## App and web page records
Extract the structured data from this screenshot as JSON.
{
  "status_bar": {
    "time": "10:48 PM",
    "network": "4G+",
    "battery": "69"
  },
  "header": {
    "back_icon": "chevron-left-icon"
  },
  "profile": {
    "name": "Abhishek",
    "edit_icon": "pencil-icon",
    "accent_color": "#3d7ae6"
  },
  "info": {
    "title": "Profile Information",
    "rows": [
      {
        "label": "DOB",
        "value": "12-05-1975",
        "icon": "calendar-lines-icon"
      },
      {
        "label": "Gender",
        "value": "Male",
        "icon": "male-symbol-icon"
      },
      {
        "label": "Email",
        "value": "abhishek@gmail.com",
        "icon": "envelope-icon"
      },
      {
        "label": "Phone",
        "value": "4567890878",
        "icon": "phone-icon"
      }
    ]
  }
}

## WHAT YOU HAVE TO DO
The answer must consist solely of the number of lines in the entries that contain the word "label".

## RESULT OF THE TASK
4